Democratic Party of Japan chief Katsuya Okada pledged Monday to lead the main opposition force to victory in the next general election of the House of Representatives so it can take power.
Okada made the pledge at a party convention as he was installed for a new term as DPJ chief.
Last month, Okada was returned unopposed after serving in the post for three months since his predecessor, Naoto Kan, stepped down in May after it was revealed he had failed to pay his mandatory pension premiums. Okada’s new term runs through the end of September 2006.
“I feel proud to have been selected as DPJ leader by consensus,” Okada told the convention at a Tokyo hotel. “My only and biggest task is to turn the DPJ into a party of the people that serves in the mainstream of Japanese politics and to realize a change of regime in the next general election.”
Okada formed the new party executive and shadow Cabinet lineup in a way that will largely maintain a factional balance, but key heavyweight Ichiro Ozawa is conspicuously not among them.
The DPJ convention approved Tatsuo Kawabata as the successor to DPJ Secretary General Hirohisa Fujii, Yoshio Hachiro to succeed Kawabata as the party’s Diet affairs chief and Yoshito Sengoku to remain the policy chief. Fujii, who turned down repeated requests from Okada to stay on as secretary general, became deputy party chief.
Okada meanwhile appointed Kan as shadow transport minister, former party chief Yukio Hatoyama as foreign minister, and Takahiro Yokomichi, a former Socialist lawmaker, as welfare minister.
“I believe a very well-balanced lineup was formed, particularly with Kan, Hatoyama and Yokomichi joining (the shadow Cabinet),” Okada told a news conference following the convention.

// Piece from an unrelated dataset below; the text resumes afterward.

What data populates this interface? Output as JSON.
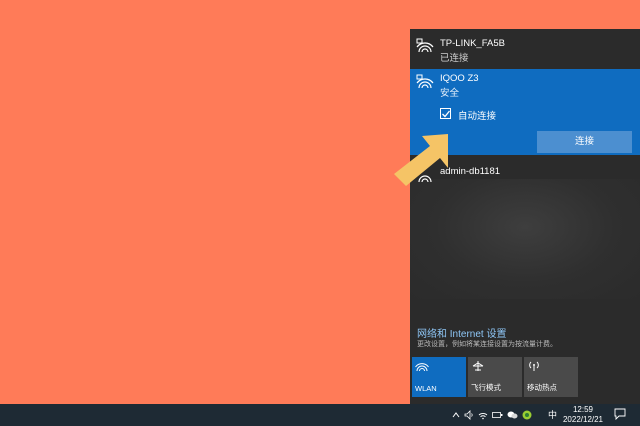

However, Ozawa, a former deputy party chief, declined an offer to head the party’s election campaigns, apparently due to strained relations with Okada due to differences over defense and other issues.
Fujii, a close ally of Ozawa, recently denied rumors of friction between Okada and Ozawa, claiming Ozawa is merely trying as a senior politician to educate Okada. Ozawa would have vied against Okada in the party presidential race if there had been a falling out, Fujii said.
Political commentator Minoru Morita said Okada should “evasively and flexibly” deal with Ozawa — letting him do and say what he wants to let him look good, while not caving in to his demands when it comes to key policies.
“Ozawa always makes trouble and keeps disturbing things because he cannot keep still by nature,” Morita said. “Ozawa has lost to Okada. . . . He is now considered an eccentric with few supporters within the party.”
For the DPJ to beat the Liberal Democratic Party and become the ruling party, Morita said Okada should place greater stress on domestic policies, including employment and regional economies, instead of foreign and national security policies, where the DPJ and LDP overlap.
On Monday, Okada pledged to select the DPJ’s candidates for all 300 single-seat constituencies in the Lower House by the end of March and strive to win 180 electoral districts in the next general election.
He also urged the ruling coalition to convene an extraordinary Diet session as soon as possible to deliberate on issues such as the government’s contentious pension reform legislation, a political donations scandal involving the Japan Dental Association and some LDP lawmakers, and last month’s crash of a U.S. military helicopter in Okinawa.